## INSTRUCTIONS FOR THE TASK
In this exercise, reproduce all the entries that follow exactly.

--- DATASET EXTRACT ---

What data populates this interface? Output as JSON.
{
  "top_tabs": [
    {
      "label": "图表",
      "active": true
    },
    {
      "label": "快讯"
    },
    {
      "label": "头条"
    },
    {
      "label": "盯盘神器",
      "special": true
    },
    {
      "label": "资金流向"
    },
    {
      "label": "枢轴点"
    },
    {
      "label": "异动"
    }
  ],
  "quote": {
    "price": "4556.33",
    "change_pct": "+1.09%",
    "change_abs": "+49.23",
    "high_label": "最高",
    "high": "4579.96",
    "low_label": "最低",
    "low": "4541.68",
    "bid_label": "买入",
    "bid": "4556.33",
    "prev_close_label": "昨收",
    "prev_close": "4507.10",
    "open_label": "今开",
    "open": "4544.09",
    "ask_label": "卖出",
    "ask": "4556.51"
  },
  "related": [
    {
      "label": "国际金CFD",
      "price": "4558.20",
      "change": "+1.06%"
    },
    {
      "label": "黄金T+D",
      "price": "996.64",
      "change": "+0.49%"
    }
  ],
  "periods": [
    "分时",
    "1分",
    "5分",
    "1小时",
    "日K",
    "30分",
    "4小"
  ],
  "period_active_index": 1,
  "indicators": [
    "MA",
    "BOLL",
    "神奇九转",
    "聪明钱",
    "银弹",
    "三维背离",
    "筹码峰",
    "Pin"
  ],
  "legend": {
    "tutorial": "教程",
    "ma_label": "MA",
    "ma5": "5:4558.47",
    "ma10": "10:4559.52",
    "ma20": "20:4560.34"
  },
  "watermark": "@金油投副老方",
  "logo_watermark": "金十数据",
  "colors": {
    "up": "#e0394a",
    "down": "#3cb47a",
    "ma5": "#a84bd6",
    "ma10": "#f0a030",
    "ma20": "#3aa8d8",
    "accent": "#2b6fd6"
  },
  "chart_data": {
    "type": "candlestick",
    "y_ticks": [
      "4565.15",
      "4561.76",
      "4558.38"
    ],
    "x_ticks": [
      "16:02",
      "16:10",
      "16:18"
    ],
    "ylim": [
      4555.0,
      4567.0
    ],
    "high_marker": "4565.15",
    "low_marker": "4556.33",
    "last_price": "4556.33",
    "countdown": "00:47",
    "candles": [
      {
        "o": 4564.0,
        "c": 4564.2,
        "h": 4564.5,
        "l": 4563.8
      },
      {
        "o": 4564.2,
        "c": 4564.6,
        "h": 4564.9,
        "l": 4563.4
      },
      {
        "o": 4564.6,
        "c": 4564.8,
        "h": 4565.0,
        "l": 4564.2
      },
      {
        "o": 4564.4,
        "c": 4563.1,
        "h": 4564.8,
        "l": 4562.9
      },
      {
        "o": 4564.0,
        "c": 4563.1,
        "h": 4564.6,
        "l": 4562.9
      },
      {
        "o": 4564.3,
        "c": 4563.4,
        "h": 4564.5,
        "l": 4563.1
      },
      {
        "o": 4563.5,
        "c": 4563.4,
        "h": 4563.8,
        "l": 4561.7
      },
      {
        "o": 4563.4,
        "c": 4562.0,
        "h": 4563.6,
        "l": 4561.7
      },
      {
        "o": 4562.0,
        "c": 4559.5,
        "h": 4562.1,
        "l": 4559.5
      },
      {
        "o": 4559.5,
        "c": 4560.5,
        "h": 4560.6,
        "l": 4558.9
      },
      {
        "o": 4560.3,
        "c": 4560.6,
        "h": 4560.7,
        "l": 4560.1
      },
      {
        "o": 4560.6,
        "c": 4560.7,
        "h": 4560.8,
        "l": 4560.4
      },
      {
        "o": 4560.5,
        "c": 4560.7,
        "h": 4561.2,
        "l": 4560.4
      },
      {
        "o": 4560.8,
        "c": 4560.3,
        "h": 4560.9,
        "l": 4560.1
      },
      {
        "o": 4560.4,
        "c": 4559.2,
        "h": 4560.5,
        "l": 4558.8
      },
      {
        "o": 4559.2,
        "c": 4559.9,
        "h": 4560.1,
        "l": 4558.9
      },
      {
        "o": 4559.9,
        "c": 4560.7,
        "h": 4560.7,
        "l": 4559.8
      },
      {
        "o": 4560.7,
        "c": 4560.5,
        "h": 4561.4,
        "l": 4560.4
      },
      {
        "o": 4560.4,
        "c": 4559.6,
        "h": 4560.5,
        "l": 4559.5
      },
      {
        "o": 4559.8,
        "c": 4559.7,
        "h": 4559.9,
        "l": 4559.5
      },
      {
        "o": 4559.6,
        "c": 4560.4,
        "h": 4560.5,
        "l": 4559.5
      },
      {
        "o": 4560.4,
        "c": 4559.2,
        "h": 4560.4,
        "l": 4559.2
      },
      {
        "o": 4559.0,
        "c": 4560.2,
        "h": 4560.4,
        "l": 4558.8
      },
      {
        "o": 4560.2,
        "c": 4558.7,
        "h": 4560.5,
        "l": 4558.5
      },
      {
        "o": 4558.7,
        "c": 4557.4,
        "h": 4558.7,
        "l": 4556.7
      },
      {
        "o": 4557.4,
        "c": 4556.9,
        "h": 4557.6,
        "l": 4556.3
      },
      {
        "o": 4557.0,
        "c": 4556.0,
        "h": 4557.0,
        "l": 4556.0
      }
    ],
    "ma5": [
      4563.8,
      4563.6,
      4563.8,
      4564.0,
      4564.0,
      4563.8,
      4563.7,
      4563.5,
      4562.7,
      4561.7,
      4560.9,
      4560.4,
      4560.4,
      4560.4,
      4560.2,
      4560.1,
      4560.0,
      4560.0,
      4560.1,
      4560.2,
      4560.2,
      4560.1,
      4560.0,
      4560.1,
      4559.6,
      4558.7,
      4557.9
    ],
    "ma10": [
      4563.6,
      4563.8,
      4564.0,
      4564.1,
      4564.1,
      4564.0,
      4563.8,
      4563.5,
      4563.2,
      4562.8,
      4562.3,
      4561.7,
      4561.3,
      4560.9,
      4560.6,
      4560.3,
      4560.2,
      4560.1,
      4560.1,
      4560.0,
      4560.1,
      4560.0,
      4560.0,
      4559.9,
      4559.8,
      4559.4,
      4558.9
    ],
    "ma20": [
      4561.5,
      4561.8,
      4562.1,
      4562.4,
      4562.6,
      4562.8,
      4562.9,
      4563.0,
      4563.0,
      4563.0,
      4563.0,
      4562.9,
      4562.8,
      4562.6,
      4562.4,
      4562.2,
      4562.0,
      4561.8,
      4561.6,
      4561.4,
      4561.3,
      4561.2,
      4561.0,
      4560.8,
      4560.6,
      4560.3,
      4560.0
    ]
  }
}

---

## RESULT OF THE EXERCISE
What data populates this interface? Output as JSON.
{
  "top_tabs": [
    {
      "label": "图表",
      "active": true
    },
    {
      "label": "快讯"
    },
    {
      "label": "头条"
    },
    {
      "label": "盯盘神器",
      "special": true
    },
    {
      "label": "资金流向"
    },
    {
      "label": "枢轴点"
    },
    {
      "label": "异动"
    }
  ],
  "quote": {
    "price": "4556.33",
    "change_pct": "+1.09%",
    "change_abs": "+49.23",
    "high_label": "最高",
    "high": "4579.96",
    "low_label": "最低",
    "low": "4541.68",
    "bid_label": "买入",
    "bid": "4556.33",
    "prev_close_label": "昨收",
    "prev_close": "4507.10",
    "open_label": "今开",
    "open": "4544.09",
    "ask_label": "卖出",
    "ask": "4556.51"
  },
  "related": [
    {
      "label": "国际金CFD",
      "price": "4558.20",
      "change": "+1.06%"
    },
    {
      "label": "黄金T+D",
      "price": "996.64",
      "change": "+0.49%"
    }
  ],
  "periods": [
    "分时",
    "1分",
    "5分",
    "1小时",
    "日K",
    "30分",
    "4小"
  ],
  "period_active_index": 1,
  "indicators": [
    "MA",
    "BOLL",
    "神奇九转",
    "聪明钱",
    "银弹",
    "三维背离",
    "筹码峰",
    "Pin"
  ],
  "legend": {
    "tutorial": "教程",
    "ma_label": "MA",
    "ma5": "5:4558.47",
    "ma10": "10:4559.52",
    "ma20": "20:4560.34"
  },
  "watermark": "@金油投副老方",
  "logo_watermark": "金十数据",
  "colors": {
    "up": "#e0394a",
    "down": "#3cb47a",
    "ma5": "#a84bd6",
    "ma10": "#f0a030",
    "ma20": "#3aa8d8",
    "accent": "#2b6fd6"
  },
  "chart_data": {
    "type": "candlestick",
    "y_ticks": [
      "4565.15",
      "4561.76",
      "4558.38"
    ],
    "x_ticks": [
      "16:02",
      "16:10",
      "16:18"
    ],
    "ylim": [
      4555.0,
      4567.0
    ],
    "high_marker": "4565.15",
    "low_marker": "4556.33",
    "last_price": "4556.33",
    "countdown": "00:47",
    "candles": [
      {
        "o": 4564.0,
        "c": 4564.2,
        "h": 4564.5,
        "l": 4563.8
      },
      {
        "o": 4564.2,
        "c": 4564.6,
        "h": 4564.9,
        "l": 4563.4
      },
      {
        "o": 4564.6,
        "c": 4564.8,
        "h": 4565.0,
        "l": 4564.2
      },
      {
        "o": 4564.4,
        "c": 4563.1,
        "h": 4564.8,
        "l": 4562.9
      },
      {
        "o": 4564.0,
        "c": 4563.1,
        "h": 4564.6,
        "l": 4562.9
      },
      {
        "o": 4564.3,
        "c": 4563.4,
        "h": 4564.5,
        "l": 4563.1
      },
      {
        "o": 4563.5,
        "c": 4563.4,
        "h": 4563.8,
        "l": 4561.7
      },
      {
        "o": 4563.4,
        "c": 4562.0,
        "h": 4563.6,
        "l": 4561.7
      },
      {
        "o": 4562.0,
        "c": 4559.5,
        "h": 4562.1,
        "l": 4559.5
      },
      {
        "o": 4559.5,
        "c": 4560.5,
        "h": 4560.6,
        "l": 4558.9
      },
      {
        "o": 4560.3,
        "c": 4560.6,
        "h": 4560.7,
        "l": 4560.1
      },
      {
        "o": 4560.6,
        "c": 4560.7,
        "h": 4560.8,
        "l": 4560.4
      },
      {
        "o": 4560.5,
        "c": 4560.7,
        "h": 4561.2,
        "l": 4560.4
      },
      {
        "o": 4560.8,
        "c": 4560.3,
        "h": 4560.9,
        "l": 4560.1
      },
      {
        "o": 4560.4,
        "c": 4559.2,
        "h": 4560.5,
        "l": 4558.8
      },
      {
        "o": 4559.2,
        "c": 4559.9,
        "h": 4560.1,
        "l": 4558.9
      },
      {
        "o": 4559.9,
        "c": 4560.7,
        "h": 4560.7,
        "l": 4559.8
      },
      {
        "o": 4560.7,
        "c": 4560.5,
        "h": 4561.4,
        "l": 4560.4
      },
      {
        "o": 4560.4,
        "c": 4559.6,
        "h": 4560.5,
        "l": 4559.5
      },
      {
        "o": 4559.8,
        "c": 4559.7,
        "h": 4559.9,
        "l": 4559.5
      },
      {
        "o": 4559.6,
        "c": 4560.4,
        "h": 4560.5,
        "l": 4559.5
      },
      {
        "o": 4560.4,
        "c": 4559.2,
        "h": 4560.4,
        "l": 4559.2
      },
      {
        "o": 4559.0,
        "c": 4560.2,
        "h": 4560.4,
        "l": 4558.8
      },
      {
        "o": 4560.2,
        "c": 4558.7,
        "h": 4560.5,
        "l": 4558.5
      },
      {
        "o": 4558.7,
        "c": 4557.4,
        "h": 4558.7,
        "l": 4556.7
      },
      {
        "o": 4557.4,
        "c": 4556.9,
        "h": 4557.6,
        "l": 4556.3
      },
      {
        "o": 4557.0,
        "c": 4556.0,
        "h": 4557.0,
        "l": 4556.0
      }
    ],
    "ma5": [
      4563.8,
      4563.6,
      4563.8,
      4564.0,
      4564.0,
      4563.8,
      4563.7,
      4563.5,
      4562.7,
      4561.7,
      4560.9,
      4560.4,
      4560.4,
      4560.4,
      4560.2,
      4560.1,
      4560.0,
      4560.0,
      4560.1,
      4560.2,
      4560.2,
      4560.1,
      4560.0,
      4560.1,
      4559.6,
      4558.7,
      4557.9
    ],
    "ma10": [
      4563.6,
      4563.8,
      4564.0,
      4564.1,
      4564.1,
      4564.0,
      4563.8,
      4563.5,
      4563.2,
      4562.8,
      4562.3,
      4561.7,
      4561.3,
      4560.9,
      4560.6,
      4560.3,
      4560.2,
      4560.1,
      4560.1,
      4560.0,
      4560.1,
      4560.0,
      4560.0,
      4559.9,
      4559.8,
      4559.4,
      4558.9
    ],
    "ma20": [
      4561.5,
      4561.8,
      4562.1,
      4562.4,
      4562.6,
      4562.8,
      4562.9,
      4563.0,
      4563.0,
      4563.0,
      4563.0,
      4562.9,
      4562.8,
      4562.6,
      4562.4,
      4562.2,
      4562.0,
      4561.8,
      4561.6,
      4561.4,
      4561.3,
      4561.2,
      4561.0,
      4560.8,
      4560.6,
      4560.3,
      4560.0
    ]
  }
}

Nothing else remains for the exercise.